Mobilization though NICTs in popular protests has often been observed in recent popular revolts or occupy movements in the world, yet the role of the New Information and Communication Technologies (NICTs) in events leading to the revolt, as well as in the unfolding of the revolt itself, has often been neglected, even though they enable and greatly facilitate many important phenomena beyond initial mobilization, such as processes of group construction, collective management of fear, and re/empowerment of the self.

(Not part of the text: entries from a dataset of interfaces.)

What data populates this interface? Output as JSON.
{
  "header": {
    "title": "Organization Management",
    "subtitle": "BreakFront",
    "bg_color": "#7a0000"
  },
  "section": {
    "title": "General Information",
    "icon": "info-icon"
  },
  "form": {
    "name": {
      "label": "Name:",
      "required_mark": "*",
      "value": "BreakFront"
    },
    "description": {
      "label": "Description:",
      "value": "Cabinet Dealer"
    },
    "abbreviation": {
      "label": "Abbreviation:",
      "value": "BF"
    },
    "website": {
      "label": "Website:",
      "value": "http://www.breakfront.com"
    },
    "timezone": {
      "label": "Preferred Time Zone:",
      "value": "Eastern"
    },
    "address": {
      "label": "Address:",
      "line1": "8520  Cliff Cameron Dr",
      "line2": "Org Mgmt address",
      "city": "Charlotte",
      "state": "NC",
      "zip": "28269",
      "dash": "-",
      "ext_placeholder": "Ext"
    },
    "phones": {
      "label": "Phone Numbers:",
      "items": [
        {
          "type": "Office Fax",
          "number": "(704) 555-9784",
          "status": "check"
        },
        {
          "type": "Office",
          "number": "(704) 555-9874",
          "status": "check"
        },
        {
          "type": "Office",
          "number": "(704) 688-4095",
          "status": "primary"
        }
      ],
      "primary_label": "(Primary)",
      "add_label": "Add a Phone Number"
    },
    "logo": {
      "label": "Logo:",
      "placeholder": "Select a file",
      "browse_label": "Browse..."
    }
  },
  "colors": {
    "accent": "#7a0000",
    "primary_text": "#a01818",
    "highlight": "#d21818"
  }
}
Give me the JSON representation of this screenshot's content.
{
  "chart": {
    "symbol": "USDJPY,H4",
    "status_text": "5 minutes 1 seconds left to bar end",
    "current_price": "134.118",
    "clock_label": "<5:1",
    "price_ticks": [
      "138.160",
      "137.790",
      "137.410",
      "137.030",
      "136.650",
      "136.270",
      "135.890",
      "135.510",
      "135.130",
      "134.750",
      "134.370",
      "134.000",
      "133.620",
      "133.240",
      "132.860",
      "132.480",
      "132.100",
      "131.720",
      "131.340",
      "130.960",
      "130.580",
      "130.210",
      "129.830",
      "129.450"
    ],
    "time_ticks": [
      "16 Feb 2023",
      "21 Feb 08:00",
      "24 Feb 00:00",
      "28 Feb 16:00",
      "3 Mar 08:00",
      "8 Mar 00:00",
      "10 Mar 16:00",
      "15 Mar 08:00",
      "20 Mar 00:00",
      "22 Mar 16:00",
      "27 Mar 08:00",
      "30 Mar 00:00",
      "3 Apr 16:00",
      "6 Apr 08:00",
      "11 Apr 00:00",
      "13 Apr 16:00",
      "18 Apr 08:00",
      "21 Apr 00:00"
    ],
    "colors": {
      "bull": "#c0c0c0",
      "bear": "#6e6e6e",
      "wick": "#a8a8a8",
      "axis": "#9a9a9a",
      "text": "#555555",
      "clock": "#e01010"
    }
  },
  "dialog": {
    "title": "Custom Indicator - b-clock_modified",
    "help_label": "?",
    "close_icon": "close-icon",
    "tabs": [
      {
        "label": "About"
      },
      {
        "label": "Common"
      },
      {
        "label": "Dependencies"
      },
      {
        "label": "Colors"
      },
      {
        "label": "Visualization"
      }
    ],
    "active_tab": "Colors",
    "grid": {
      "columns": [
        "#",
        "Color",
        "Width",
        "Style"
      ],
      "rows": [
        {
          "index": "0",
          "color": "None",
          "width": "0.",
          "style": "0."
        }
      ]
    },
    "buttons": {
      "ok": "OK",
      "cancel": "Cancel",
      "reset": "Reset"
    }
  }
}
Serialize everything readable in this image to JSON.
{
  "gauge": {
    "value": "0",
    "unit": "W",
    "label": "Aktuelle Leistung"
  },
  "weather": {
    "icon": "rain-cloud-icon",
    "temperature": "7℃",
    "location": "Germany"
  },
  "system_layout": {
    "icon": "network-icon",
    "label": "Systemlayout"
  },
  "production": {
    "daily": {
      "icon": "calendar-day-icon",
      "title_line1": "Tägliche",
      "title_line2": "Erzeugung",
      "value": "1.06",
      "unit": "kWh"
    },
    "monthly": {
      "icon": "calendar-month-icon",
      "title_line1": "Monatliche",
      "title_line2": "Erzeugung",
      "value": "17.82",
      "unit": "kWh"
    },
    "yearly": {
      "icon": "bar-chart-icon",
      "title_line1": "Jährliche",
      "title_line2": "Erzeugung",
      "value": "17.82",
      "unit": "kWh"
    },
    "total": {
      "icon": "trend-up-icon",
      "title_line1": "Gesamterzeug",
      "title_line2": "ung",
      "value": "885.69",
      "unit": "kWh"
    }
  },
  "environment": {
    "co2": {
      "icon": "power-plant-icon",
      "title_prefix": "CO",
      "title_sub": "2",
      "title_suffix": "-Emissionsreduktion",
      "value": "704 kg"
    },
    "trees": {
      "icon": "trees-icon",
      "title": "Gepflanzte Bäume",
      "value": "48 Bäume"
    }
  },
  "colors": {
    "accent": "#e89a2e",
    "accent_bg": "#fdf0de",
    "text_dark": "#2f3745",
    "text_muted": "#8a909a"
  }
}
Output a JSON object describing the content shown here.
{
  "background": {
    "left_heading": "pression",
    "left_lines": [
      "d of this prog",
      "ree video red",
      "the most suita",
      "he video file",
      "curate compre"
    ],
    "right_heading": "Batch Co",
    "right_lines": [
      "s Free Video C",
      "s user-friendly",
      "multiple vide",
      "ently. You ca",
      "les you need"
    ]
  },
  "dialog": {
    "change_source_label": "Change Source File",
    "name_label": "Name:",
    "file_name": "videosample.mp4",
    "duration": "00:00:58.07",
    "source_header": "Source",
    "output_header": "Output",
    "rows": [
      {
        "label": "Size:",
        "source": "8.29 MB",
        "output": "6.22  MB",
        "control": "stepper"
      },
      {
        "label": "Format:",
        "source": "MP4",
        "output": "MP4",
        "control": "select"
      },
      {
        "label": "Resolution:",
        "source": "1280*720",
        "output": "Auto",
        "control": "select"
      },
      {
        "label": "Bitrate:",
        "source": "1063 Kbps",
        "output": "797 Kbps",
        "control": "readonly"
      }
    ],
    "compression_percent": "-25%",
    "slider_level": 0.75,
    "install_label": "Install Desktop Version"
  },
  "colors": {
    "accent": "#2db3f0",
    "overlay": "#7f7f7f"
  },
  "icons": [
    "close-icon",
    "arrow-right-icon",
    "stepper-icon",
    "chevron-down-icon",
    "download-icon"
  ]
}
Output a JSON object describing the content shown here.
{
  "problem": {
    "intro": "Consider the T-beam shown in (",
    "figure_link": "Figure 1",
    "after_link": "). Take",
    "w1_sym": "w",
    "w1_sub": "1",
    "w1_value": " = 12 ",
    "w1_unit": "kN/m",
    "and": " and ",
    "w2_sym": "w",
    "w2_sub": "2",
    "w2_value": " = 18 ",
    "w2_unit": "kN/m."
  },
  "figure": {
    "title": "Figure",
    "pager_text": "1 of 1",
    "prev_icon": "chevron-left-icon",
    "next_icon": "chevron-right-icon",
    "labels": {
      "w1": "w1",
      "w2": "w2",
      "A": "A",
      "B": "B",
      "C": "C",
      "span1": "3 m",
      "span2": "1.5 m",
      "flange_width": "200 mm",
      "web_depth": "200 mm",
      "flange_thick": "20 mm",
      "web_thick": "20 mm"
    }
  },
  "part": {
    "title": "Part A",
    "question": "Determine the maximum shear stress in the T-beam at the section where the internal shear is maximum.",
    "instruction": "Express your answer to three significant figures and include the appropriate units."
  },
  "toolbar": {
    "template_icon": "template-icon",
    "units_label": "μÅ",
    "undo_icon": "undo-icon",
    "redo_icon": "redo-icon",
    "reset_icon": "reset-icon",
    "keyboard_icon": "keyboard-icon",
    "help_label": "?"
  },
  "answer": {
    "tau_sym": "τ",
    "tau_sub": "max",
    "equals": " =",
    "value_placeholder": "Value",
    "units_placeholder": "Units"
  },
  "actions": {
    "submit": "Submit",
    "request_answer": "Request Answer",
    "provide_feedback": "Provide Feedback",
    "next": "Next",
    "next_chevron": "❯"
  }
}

With its gØv Global Summits where civic initiatives proliferate, Taiwan has posited itself as one of the world's beacon of Civic Tech and an actor itself in the increasingly connected technosphere reaching its global stage. In the island, convergence between technology and civil society was early symbolized by the 2012 launch of the gØv galaxy, a response to erratic, incomplete, complex, erroneous or mischievous information, and a tool of civic empowerment. In this context, it is no surprise that the whole range of social networks and the latest ICTs were used to launch & manage the 2014 civic movement of occupation of the Legislative Yuan, with remarkable operational success.
The movement revealed new actors and their values, such as administrative transparency, Taiwanese identity, legislative overview of government's negotiations with China, protection of the island's sovereignty, fair media treatment — while an even wider variety of other issues were progressively added through technological debate: Taiwan's economy, social justice, gender equality, same sex marriage, nuclear power, etc.
Based on on-site daily observation during the movement in 2014, interviews of participants in 2016 and a review of existing literature in Chinese, English and French languages up to today, this paper will first establish a typology of the multifold use of NICTs in the movement, to characterize the hyper-digitality of a movement physically occupying space. Second, it will try to address the delicate issue of whether the use of social media to discuss civic issues impacts or not the civic consciousness of the users. No definitive answer will be provided there, as there is an enduring debate on this issue, and that no quantitative analysis has been done for this paper. Instead, the qualitative process of research that will be used here (with interviews) will try to provide cadres to reflect upon arguments supporting or denying such a possible correlation. Third, it will raise the question of a possible new actor, which emerged with the multiplication of homo mediaticus in situation of revolt, who possesses the technical tools of knowledge and organization mobilized to protest and disrupt, and who is now in a situation where s/he empowers him/herself: the collective brain formed by thousands of interconnected activists. In doing so, I would like to reflect upon Clive Hamilton’s characterization of human kind, in Defiant Earth, as a "conscious creature" capable of using technology and to bring about a rupture in the Earth's geochronology, asking how conscious is this force, at the level of individual actors who compose it, and whether the same kind of force is capable of producing a real alternative to the current hegemonic model of representative democracy.